Before you write out the listing, remove the pictures; everything else stays exactly as it is.
-- Opening Marker --
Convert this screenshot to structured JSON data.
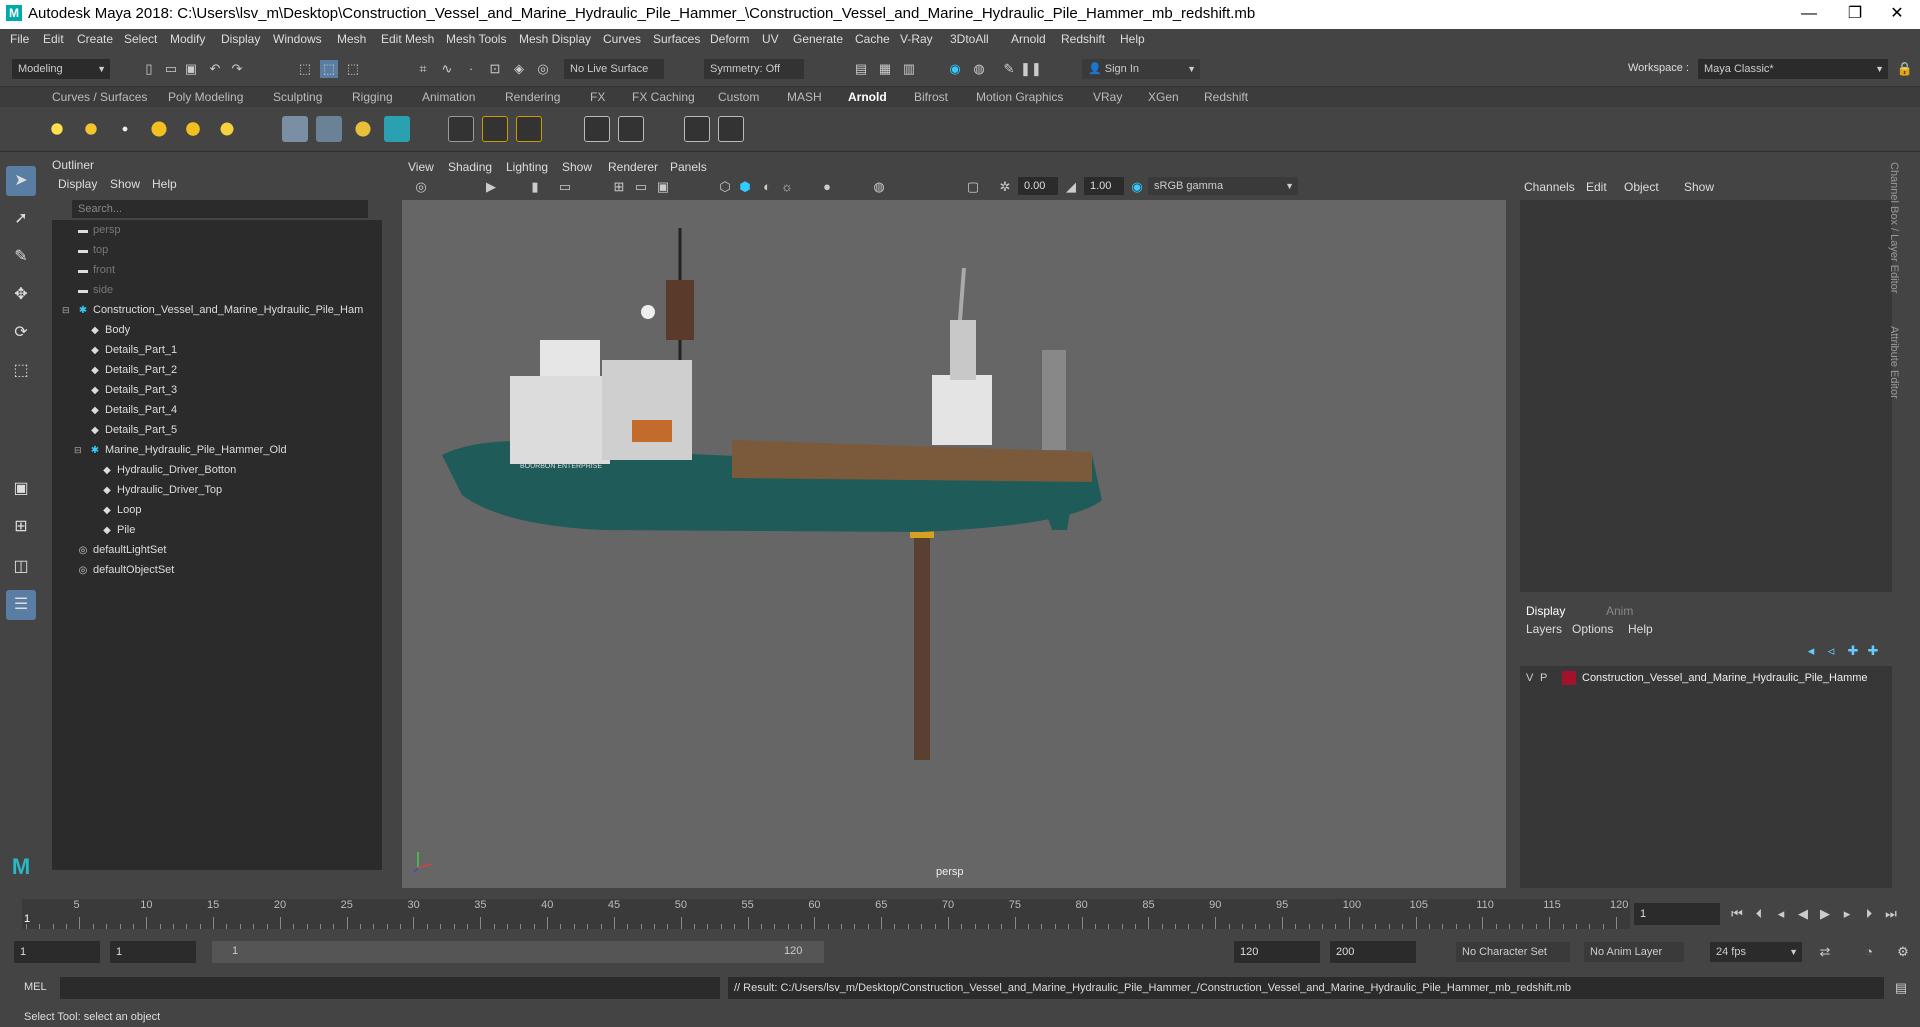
{
  "window": {
    "title": "Autodesk Maya 2018: C:\\Users\\lsv_m\\Desktop\\Construction_Vessel_and_Marine_Hydraulic_Pile_Hammer_\\Construction_Vessel_and_Marine_Hydraulic_Pile_Hammer_mb_redshift.mb",
    "minimize": "—",
    "restore": "❐",
    "close": "✕"
  },
  "menubar": [
    "File",
    "Edit",
    "Create",
    "Select",
    "Modify",
    "Display",
    "Windows",
    "Mesh",
    "Edit Mesh",
    "Mesh Tools",
    "Mesh Display",
    "Curves",
    "Surfaces",
    "Deform",
    "UV",
    "Generate",
    "Cache",
    "V-Ray",
    "3DtoAll",
    "Arnold",
    "Redshift",
    "Help"
  ],
  "statusline": {
    "mode": "Modeling",
    "live_surface": "No Live Surface",
    "symmetry": "Symmetry: Off",
    "sign_in": "Sign In",
    "workspace_label": "Workspace :",
    "workspace_value": "Maya Classic*"
  },
  "shelf_tabs": [
    "Curves / Surfaces",
    "Poly Modeling",
    "Sculpting",
    "Rigging",
    "Animation",
    "Rendering",
    "FX",
    "FX Caching",
    "Custom",
    "MASH",
    "Arnold",
    "Bifrost",
    "Motion Graphics",
    "VRay",
    "XGen",
    "Redshift"
  ],
  "shelf_active": "Arnold",
  "outliner": {
    "title": "Outliner",
    "menu": [
      "Display",
      "Show",
      "Help"
    ],
    "search_placeholder": "Search...",
    "items": [
      {
        "label": "persp",
        "indent": 0,
        "dim": true,
        "icon": "camera-icon"
      },
      {
        "label": "top",
        "indent": 0,
        "dim": true,
        "icon": "camera-icon"
      },
      {
        "label": "front",
        "indent": 0,
        "dim": true,
        "icon": "camera-icon"
      },
      {
        "label": "side",
        "indent": 0,
        "dim": true,
        "icon": "camera-icon"
      },
      {
        "label": "Construction_Vessel_and_Marine_Hydraulic_Pile_Ham",
        "indent": 0,
        "dim": false,
        "icon": "group-icon",
        "expanded": true
      },
      {
        "label": "Body",
        "indent": 1,
        "dim": false,
        "icon": "mesh-icon"
      },
      {
        "label": "Details_Part_1",
        "indent": 1,
        "dim": false,
        "icon": "mesh-icon"
      },
      {
        "label": "Details_Part_2",
        "indent": 1,
        "dim": false,
        "icon": "mesh-icon"
      },
      {
        "label": "Details_Part_3",
        "indent": 1,
        "dim": false,
        "icon": "mesh-icon"
      },
      {
        "label": "Details_Part_4",
        "indent": 1,
        "dim": false,
        "icon": "mesh-icon"
      },
      {
        "label": "Details_Part_5",
        "indent": 1,
        "dim": false,
        "icon": "mesh-icon"
      },
      {
        "label": "Marine_Hydraulic_Pile_Hammer_Old",
        "indent": 1,
        "dim": false,
        "icon": "group-icon",
        "expanded": true
      },
      {
        "label": "Hydraulic_Driver_Botton",
        "indent": 2,
        "dim": false,
        "icon": "mesh-icon"
      },
      {
        "label": "Hydraulic_Driver_Top",
        "indent": 2,
        "dim": false,
        "icon": "mesh-icon"
      },
      {
        "label": "Loop",
        "indent": 2,
        "dim": false,
        "icon": "mesh-icon"
      },
      {
        "label": "Pile",
        "indent": 2,
        "dim": false,
        "icon": "mesh-icon"
      },
      {
        "label": "defaultLightSet",
        "indent": 0,
        "dim": false,
        "icon": "set-icon"
      },
      {
        "label": "defaultObjectSet",
        "indent": 0,
        "dim": false,
        "icon": "set-icon"
      }
    ]
  },
  "viewport": {
    "menu": [
      "View",
      "Shading",
      "Lighting",
      "Show",
      "Renderer",
      "Panels"
    ],
    "exposure": "0.00",
    "gamma": "1.00",
    "color_space": "sRGB gamma",
    "camera_label": "persp",
    "vessel_name": "BOURBON ENTERPRISE"
  },
  "channel_box": {
    "menu": [
      "Channels",
      "Edit",
      "Object",
      "Show"
    ],
    "side_tab_1": "Channel Box / Layer Editor",
    "side_tab_2": "Attribute Editor"
  },
  "layer_editor": {
    "tabs": [
      "Display",
      "Anim"
    ],
    "active_tab": "Display",
    "menu": [
      "Layers",
      "Options",
      "Help"
    ],
    "layer": {
      "v": "V",
      "p": "P",
      "name": "Construction_Vessel_and_Marine_Hydraulic_Pile_Hamme",
      "color": "#a0132b"
    }
  },
  "timeline": {
    "ticks": [
      "5",
      "10",
      "15",
      "20",
      "25",
      "30",
      "35",
      "40",
      "45",
      "50",
      "55",
      "60",
      "65",
      "70",
      "75",
      "80",
      "85",
      "90",
      "95",
      "100",
      "105",
      "110",
      "115",
      "120"
    ],
    "current_marker": "1",
    "current_frame": "1"
  },
  "range": {
    "start": "1",
    "anim_start": "1",
    "slider_start": "1",
    "slider_end": "120",
    "anim_end": "120",
    "end": "200",
    "character_set": "No Character Set",
    "anim_layer": "No Anim Layer",
    "fps": "24 fps"
  },
  "command_line": {
    "label": "MEL",
    "result": "// Result: C:/Users/lsv_m/Desktop/Construction_Vessel_and_Marine_Hydraulic_Pile_Hammer_/Construction_Vessel_and_Marine_Hydraulic_Pile_Hammer_mb_redshift.mb"
  },
  "help_line": "Select Tool: select an object",
  "colors": {
    "hull": "#1f5b58",
    "superstructure": "#dcdcdc",
    "deck": "#7a5a3a",
    "pile": "#5a4030",
    "hammer": "#d8a020"
  }
}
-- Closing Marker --
• [SOLUTION TO THE EXERCISE]:
Convert this screenshot to structured JSON data.
{
  "window": {
    "title": "Autodesk Maya 2018: C:\\Users\\lsv_m\\Desktop\\Construction_Vessel_and_Marine_Hydraulic_Pile_Hammer_\\Construction_Vessel_and_Marine_Hydraulic_Pile_Hammer_mb_redshift.mb",
    "minimize": "—",
    "restore": "❐",
    "close": "✕"
  },
  "menubar": [
    "File",
    "Edit",
    "Create",
    "Select",
    "Modify",
    "Display",
    "Windows",
    "Mesh",
    "Edit Mesh",
    "Mesh Tools",
    "Mesh Display",
    "Curves",
    "Surfaces",
    "Deform",
    "UV",
    "Generate",
    "Cache",
    "V-Ray",
    "3DtoAll",
    "Arnold",
    "Redshift",
    "Help"
  ],
  "statusline": {
    "mode": "Modeling",
    "live_surface": "No Live Surface",
    "symmetry": "Symmetry: Off",
    "sign_in": "Sign In",
    "workspace_label": "Workspace :",
    "workspace_value": "Maya Classic*"
  },
  "shelf_tabs": [
    "Curves / Surfaces",
    "Poly Modeling",
    "Sculpting",
    "Rigging",
    "Animation",
    "Rendering",
    "FX",
    "FX Caching",
    "Custom",
    "MASH",
    "Arnold",
    "Bifrost",
    "Motion Graphics",
    "VRay",
    "XGen",
    "Redshift"
  ],
  "shelf_active": "Arnold",
  "outliner": {
    "title": "Outliner",
    "menu": [
      "Display",
      "Show",
      "Help"
    ],
    "search_placeholder": "Search...",
    "items": [
      {
        "label": "persp",
        "indent": 0,
        "dim": true,
        "icon": "camera-icon"
      },
      {
        "label": "top",
        "indent": 0,
        "dim": true,
        "icon": "camera-icon"
      },
      {
        "label": "front",
        "indent": 0,
        "dim": true,
        "icon": "camera-icon"
      },
      {
        "label": "side",
        "indent": 0,
        "dim": true,
        "icon": "camera-icon"
      },
      {
        "label": "Construction_Vessel_and_Marine_Hydraulic_Pile_Ham",
        "indent": 0,
        "dim": false,
        "icon": "group-icon",
        "expanded": true
      },
      {
        "label": "Body",
        "indent": 1,
        "dim": false,
        "icon": "mesh-icon"
      },
      {
        "label": "Details_Part_1",
        "indent": 1,
        "dim": false,
        "icon": "mesh-icon"
      },
      {
        "label": "Details_Part_2",
        "indent": 1,
        "dim": false,
        "icon": "mesh-icon"
      },
      {
        "label": "Details_Part_3",
        "indent": 1,
        "dim": false,
        "icon": "mesh-icon"
      },
      {
        "label": "Details_Part_4",
        "indent": 1,
        "dim": false,
        "icon": "mesh-icon"
      },
      {
        "label": "Details_Part_5",
        "indent": 1,
        "dim": false,
        "icon": "mesh-icon"
      },
      {
        "label": "Marine_Hydraulic_Pile_Hammer_Old",
        "indent": 1,
        "dim": false,
        "icon": "group-icon",
        "expanded": true
      },
      {
        "label": "Hydraulic_Driver_Botton",
        "indent": 2,
        "dim": false,
        "icon": "mesh-icon"
      },
      {
        "label": "Hydraulic_Driver_Top",
        "indent": 2,
        "dim": false,
        "icon": "mesh-icon"
      },
      {
        "label": "Loop",
        "indent": 2,
        "dim": false,
        "icon": "mesh-icon"
      },
      {
        "label": "Pile",
        "indent": 2,
        "dim": false,
        "icon": "mesh-icon"
      },
      {
        "label": "defaultLightSet",
        "indent": 0,
        "dim": false,
        "icon": "set-icon"
      },
      {
        "label": "defaultObjectSet",
        "indent": 0,
        "dim": false,
        "icon": "set-icon"
      }
    ]
  },
  "viewport": {
    "menu": [
      "View",
      "Shading",
      "Lighting",
      "Show",
      "Renderer",
      "Panels"
    ],
    "exposure": "0.00",
    "gamma": "1.00",
    "color_space": "sRGB gamma",
    "camera_label": "persp",
    "vessel_name": "BOURBON ENTERPRISE"
  },
  "channel_box": {
    "menu": [
      "Channels",
      "Edit",
      "Object",
      "Show"
    ],
    "side_tab_1": "Channel Box / Layer Editor",
    "side_tab_2": "Attribute Editor"
  },
  "layer_editor": {
    "tabs": [
      "Display",
      "Anim"
    ],
    "active_tab": "Display",
    "menu": [
      "Layers",
      "Options",
      "Help"
    ],
    "layer": {
      "v": "V",
      "p": "P",
      "name": "Construction_Vessel_and_Marine_Hydraulic_Pile_Hamme",
      "color": "#a0132b"
    }
  },
  "timeline": {
    "ticks": [
      "5",
      "10",
      "15",
      "20",
      "25",
      "30",
      "35",
      "40",
      "45",
      "50",
      "55",
      "60",
      "65",
      "70",
      "75",
      "80",
      "85",
      "90",
      "95",
      "100",
      "105",
      "110",
      "115",
      "120"
    ],
    "current_marker": "1",
    "current_frame": "1"
  },
  "range": {
    "start": "1",
    "anim_start": "1",
    "slider_start": "1",
    "slider_end": "120",
    "anim_end": "120",
    "end": "200",
    "character_set": "No Character Set",
    "anim_layer": "No Anim Layer",
    "fps": "24 fps"
  },
  "command_line": {
    "label": "MEL",
    "result": "// Result: C:/Users/lsv_m/Desktop/Construction_Vessel_and_Marine_Hydraulic_Pile_Hammer_/Construction_Vessel_and_Marine_Hydraulic_Pile_Hammer_mb_redshift.mb"
  },
  "help_line": "Select Tool: select an object",
  "colors": {
    "hull": "#1f5b58",
    "superstructure": "#dcdcdc",
    "deck": "#7a5a3a",
    "pile": "#5a4030",
    "hammer": "#d8a020"
  }
}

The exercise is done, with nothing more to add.